Ego vs Strength – Getting Back To The Gym

Ego vs Strength copy

If it has been awhile since you visited the gym, you’re not alone. Let’s say that two years ago you were going on a regular basis and had reached a certain point where you were looking good and feeling good, and then life interfered and you had to drop the gym because you were required to stay late at work, or a new baby arrived, or other factors got involved — Things happen.

However, now you are back and ready to get to it, but then you face the fact that you have lost a lot of tone and a lot of strength. You look around the gym and see where you used to be, and you either want to back out slowly or you decide to ‘fake it until you make it.’ You did it before, so you assume you can do it again; you probably just haven’t realized that you might have forgotten how to do it correctly.

When you try to over train incorrectly, you are going to hurt yourself. If you have been gone long enough, you have probably forgotten the right form to even attempt what you’re trying to do, and everyone else is going to notice it, too. Most people have the notion that everyone in the gym is staring at them, which isn’t the case, unless you’re obviously doing something wrong while pretending you’re doing it right, trying to impress everyone. Yeah, then people are going to start staring at you.

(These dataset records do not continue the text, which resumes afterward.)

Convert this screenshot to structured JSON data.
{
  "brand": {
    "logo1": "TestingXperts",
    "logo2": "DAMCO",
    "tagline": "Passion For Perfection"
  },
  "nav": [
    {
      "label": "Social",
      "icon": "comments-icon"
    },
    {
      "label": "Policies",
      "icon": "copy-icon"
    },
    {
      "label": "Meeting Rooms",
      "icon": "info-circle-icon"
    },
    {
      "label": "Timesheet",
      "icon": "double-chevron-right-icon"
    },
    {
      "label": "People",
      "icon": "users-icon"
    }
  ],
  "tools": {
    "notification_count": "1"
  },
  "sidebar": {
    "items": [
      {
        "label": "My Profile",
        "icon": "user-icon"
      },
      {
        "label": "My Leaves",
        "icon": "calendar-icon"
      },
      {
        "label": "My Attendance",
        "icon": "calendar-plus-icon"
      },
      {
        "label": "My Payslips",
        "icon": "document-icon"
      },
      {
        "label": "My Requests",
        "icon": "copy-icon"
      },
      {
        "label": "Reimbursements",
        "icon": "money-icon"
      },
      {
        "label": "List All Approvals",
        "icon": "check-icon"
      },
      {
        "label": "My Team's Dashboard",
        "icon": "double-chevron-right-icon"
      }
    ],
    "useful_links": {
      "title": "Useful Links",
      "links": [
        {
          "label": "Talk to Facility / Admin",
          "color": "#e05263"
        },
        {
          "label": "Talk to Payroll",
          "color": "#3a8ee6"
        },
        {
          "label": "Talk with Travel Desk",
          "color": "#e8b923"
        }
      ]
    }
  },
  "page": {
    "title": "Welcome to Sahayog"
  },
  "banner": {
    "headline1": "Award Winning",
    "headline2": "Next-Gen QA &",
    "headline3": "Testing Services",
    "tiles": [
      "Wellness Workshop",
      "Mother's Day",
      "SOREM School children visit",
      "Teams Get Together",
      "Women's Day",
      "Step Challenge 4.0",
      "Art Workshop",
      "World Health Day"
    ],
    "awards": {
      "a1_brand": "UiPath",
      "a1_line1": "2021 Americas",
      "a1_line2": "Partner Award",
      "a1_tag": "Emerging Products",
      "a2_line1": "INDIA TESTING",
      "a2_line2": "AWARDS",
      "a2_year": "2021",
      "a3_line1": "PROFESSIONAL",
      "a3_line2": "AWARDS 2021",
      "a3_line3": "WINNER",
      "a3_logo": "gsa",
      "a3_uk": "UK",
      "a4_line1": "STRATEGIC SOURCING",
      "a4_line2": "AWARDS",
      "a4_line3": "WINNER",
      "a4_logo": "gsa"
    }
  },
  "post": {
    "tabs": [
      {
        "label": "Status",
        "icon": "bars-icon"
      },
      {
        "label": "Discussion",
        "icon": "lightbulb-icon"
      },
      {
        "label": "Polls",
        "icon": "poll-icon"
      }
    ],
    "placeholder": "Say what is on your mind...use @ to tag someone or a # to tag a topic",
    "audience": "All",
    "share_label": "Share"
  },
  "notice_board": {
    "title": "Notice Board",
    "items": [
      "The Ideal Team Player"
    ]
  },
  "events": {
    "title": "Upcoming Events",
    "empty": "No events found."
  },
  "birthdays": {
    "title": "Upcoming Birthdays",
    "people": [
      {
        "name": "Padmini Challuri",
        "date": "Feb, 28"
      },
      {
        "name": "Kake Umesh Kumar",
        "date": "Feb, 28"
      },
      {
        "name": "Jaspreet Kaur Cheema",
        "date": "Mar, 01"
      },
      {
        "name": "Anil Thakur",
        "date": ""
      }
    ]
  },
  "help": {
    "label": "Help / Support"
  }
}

The first and hardest thing to do at the gym is leave your ego at the door. Accept the fact that it has been a while, and do not hesitate to ask for advice. Doing the exercises correctly the first time is going to lead to a better core, leaner muscles, and less risk of injury, while doing things incorrectly can sometimes lead to serious damage to your muscles and form. It’s important that you concentrate on learning to exercise correctly.

One of the first mistakes is to try to lift more weight than you actually can. Back off and start more slowly; use a lighter weight and do it correctly. After you have gained some strength back, you can graduate to the heavier weights.

Remember not to ignore your weaker areas; in fact, concentrate on the weaker areas so they can support the stronger ones. Again, do it correctly and you will be doing reps with the heavier weights in no time.

If you are smart enough to want to train, then be smart enough to train correctly. You will look better, feel better, and get back that overall sense of strength and health.